## WHAT YOU HAVE TO DO
Every entry, from first to last, is to be written out exactly.

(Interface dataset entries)

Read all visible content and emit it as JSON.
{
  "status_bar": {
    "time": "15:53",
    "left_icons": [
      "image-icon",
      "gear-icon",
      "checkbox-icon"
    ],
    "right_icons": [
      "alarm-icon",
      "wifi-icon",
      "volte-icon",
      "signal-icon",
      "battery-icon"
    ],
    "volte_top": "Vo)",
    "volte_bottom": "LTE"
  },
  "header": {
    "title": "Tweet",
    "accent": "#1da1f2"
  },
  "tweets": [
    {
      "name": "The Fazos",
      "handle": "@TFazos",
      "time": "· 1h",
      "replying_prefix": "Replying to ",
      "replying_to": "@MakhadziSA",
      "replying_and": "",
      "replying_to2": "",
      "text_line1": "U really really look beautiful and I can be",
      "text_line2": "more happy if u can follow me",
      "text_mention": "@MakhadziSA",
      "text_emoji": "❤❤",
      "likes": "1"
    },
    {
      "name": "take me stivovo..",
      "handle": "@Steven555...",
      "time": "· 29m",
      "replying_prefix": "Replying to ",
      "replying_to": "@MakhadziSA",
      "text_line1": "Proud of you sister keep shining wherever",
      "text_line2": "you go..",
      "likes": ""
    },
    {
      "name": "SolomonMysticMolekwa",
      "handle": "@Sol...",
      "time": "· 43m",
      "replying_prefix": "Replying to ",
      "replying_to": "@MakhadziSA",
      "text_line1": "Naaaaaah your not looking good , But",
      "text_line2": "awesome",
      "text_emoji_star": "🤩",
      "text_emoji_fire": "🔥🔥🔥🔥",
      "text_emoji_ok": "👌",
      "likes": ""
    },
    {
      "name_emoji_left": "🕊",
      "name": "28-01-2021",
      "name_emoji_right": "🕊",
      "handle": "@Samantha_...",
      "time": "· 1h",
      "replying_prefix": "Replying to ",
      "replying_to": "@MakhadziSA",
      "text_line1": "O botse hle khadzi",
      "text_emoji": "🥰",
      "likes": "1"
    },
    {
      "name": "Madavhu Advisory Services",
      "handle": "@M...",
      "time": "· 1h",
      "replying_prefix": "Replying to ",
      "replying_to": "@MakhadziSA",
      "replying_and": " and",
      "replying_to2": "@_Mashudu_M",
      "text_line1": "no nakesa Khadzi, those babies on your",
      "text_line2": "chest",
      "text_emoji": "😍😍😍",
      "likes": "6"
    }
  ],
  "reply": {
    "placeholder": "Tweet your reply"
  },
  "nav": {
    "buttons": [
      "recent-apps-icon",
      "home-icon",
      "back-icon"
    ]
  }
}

## OUTPUT BELOW
Read all visible content and emit it as JSON.
{
  "status_bar": {
    "time": "15:53",
    "left_icons": [
      "image-icon",
      "gear-icon",
      "checkbox-icon"
    ],
    "right_icons": [
      "alarm-icon",
      "wifi-icon",
      "volte-icon",
      "signal-icon",
      "battery-icon"
    ],
    "volte_top": "Vo)",
    "volte_bottom": "LTE"
  },
  "header": {
    "title": "Tweet",
    "accent": "#1da1f2"
  },
  "tweets": [
    {
      "name": "The Fazos",
      "handle": "@TFazos",
      "time": "· 1h",
      "replying_prefix": "Replying to ",
      "replying_to": "@MakhadziSA",
      "replying_and": "",
      "replying_to2": "",
      "text_line1": "U really really look beautiful and I can be",
      "text_line2": "more happy if u can follow me",
      "text_mention": "@MakhadziSA",
      "text_emoji": "❤❤",
      "likes": "1"
    },
    {
      "name": "take me stivovo..",
      "handle": "@Steven555...",
      "time": "· 29m",
      "replying_prefix": "Replying to ",
      "replying_to": "@MakhadziSA",
      "text_line1": "Proud of you sister keep shining wherever",
      "text_line2": "you go..",
      "likes": ""
    },
    {
      "name": "SolomonMysticMolekwa",
      "handle": "@Sol...",
      "time": "· 43m",
      "replying_prefix": "Replying to ",
      "replying_to": "@MakhadziSA",
      "text_line1": "Naaaaaah your not looking good , But",
      "text_line2": "awesome",
      "text_emoji_star": "🤩",
      "text_emoji_fire": "🔥🔥🔥🔥",
      "text_emoji_ok": "👌",
      "likes": ""
    },
    {
      "name_emoji_left": "🕊",
      "name": "28-01-2021",
      "name_emoji_right": "🕊",
      "handle": "@Samantha_...",
      "time": "· 1h",
      "replying_prefix": "Replying to ",
      "replying_to": "@MakhadziSA",
      "text_line1": "O botse hle khadzi",
      "text_emoji": "🥰",
      "likes": "1"
    },
    {
      "name": "Madavhu Advisory Services",
      "handle": "@M...",
      "time": "· 1h",
      "replying_prefix": "Replying to ",
      "replying_to": "@MakhadziSA",
      "replying_and": " and",
      "replying_to2": "@_Mashudu_M",
      "text_line1": "no nakesa Khadzi, those babies on your",
      "text_line2": "chest",
      "text_emoji": "😍😍😍",
      "likes": "6"
    }
  ],
  "reply": {
    "placeholder": "Tweet your reply"
  },
  "nav": {
    "buttons": [
      "recent-apps-icon",
      "home-icon",
      "back-icon"
    ]
  }
}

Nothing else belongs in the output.